Dr. Niki Osborne
Dr. Mark Reynolds
Dr Niki Osborne is a Postdoctoral Scholar based at the University of California Irvine. Originally from New Zealand, Dr Osborne spent four years working alongside forensic scientists at the Institute of Environmental Science and Research (ESR), the agency solely responsible for providing forensic services to the NZ Police. Dr Osborne’s research is focussed on understanding bias and the role of contextual information in forensic evidence interpretation, and she has over twenty five peerreviewed publications and conference presentations on the topic.
With almost 30 years of law enforcement experience, Dr Mark Reynolds was, until recently, employed by the Western Australia Police as their Forensic Science Consultant and Manager, Quality Assurance. Dr Reynolds holds a MSFS and PhD in forensic science. Coupled with 18 years of practical experience in the use of science to investigate homicides, Dr Reynolds is well placed to understand and link the theoretical concepts and practical implications of bias within forensic science. With Niki’s psychology background and Mark’s casework experience, this team brings together a unique and well-considered perspective on issues regarding bias in forensic science.
The topic of “bias” and its implications for forensic practice has been hotly debated and researched in forensic and academic circles over the last decade.

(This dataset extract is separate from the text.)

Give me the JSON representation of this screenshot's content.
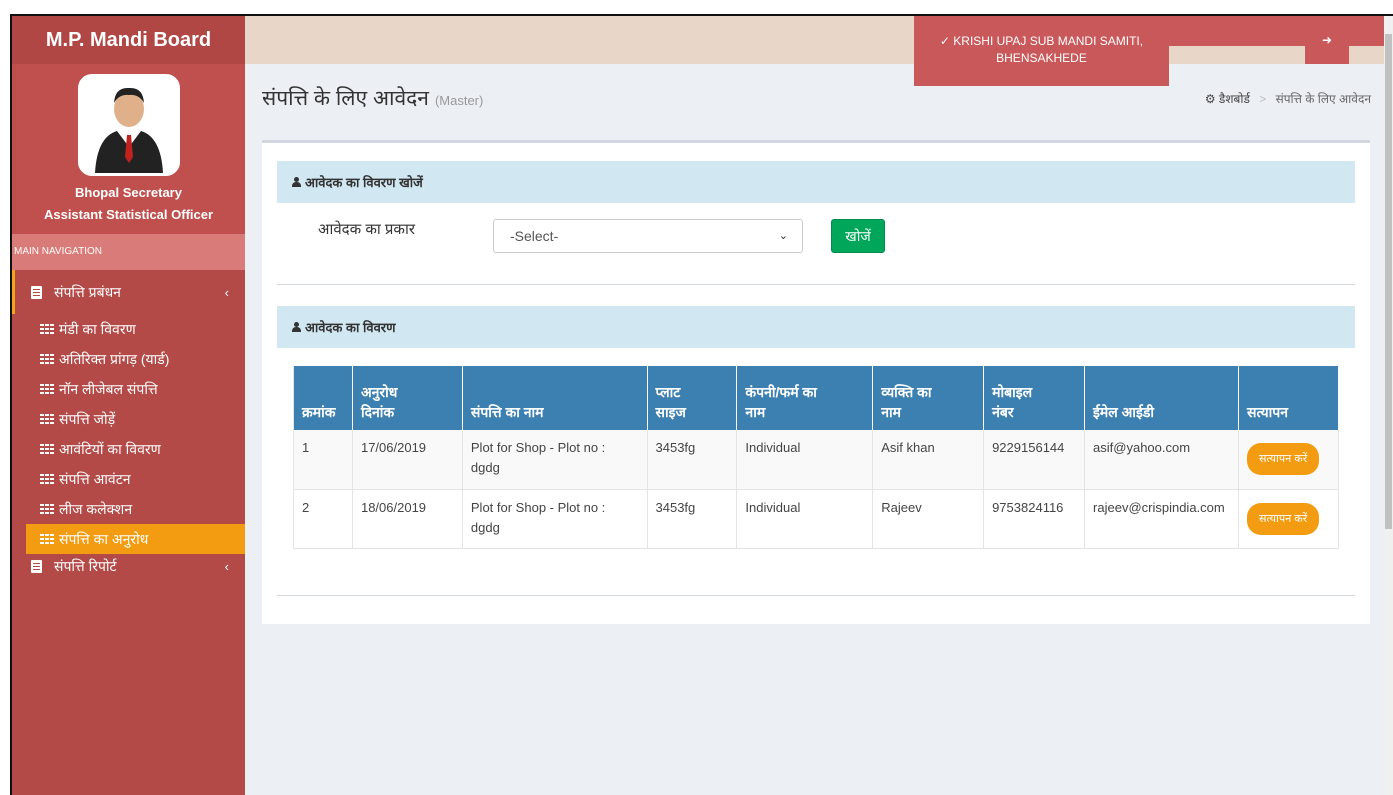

The 2009 National Academy of Sciences (NAS) report on the state of forensic science in the USA and the 2016 President’s Council of Advisors on Science and Technology (PCAST) report on forensic science recommend that forensic practitioners address issues relating to bias in forensic science and provide evidence to the fact finder that they have done so.
Most recently delivered as a resounding success to forensic science practitioners in Singapore, this workshop uses an engaging and innovative mixture of lectures, case examples, and practical activities to educate participants on the theoretical concepts and practical implications of bias within forensic science. Participants will receive instruction on the various types of bias, how to identify its presence, how to mitigate its influence, methods on how to sequentially unmask data, procedures used to identify task-relevant information, concepts for the appropriate management of case-specific contextual information and how to appropriately document critical decision pathways.
This workshop is primarily aimed at forensic science practitioners both scene or laboratory based, especially those involved in the early identification, collection and interpretation of evidence. It is however designed to benefit anyone who produces, uses or relies upon forensic science for decision making purposes within the justice system, including judges, district attorneys, defence lawyers and detectives.
All persons with paid registration for the workshop will receive course joining instructions and a comprehensive workbook (PDF Version) covering the content and presentations from the course. Additional note: The workshop will go ahead with a minimum of 15 and a maximum of 40 participants. The workshop will be confirmed by February 1, 2018.
USD $395 per person. Sustenance, transport, and accommodation are not included.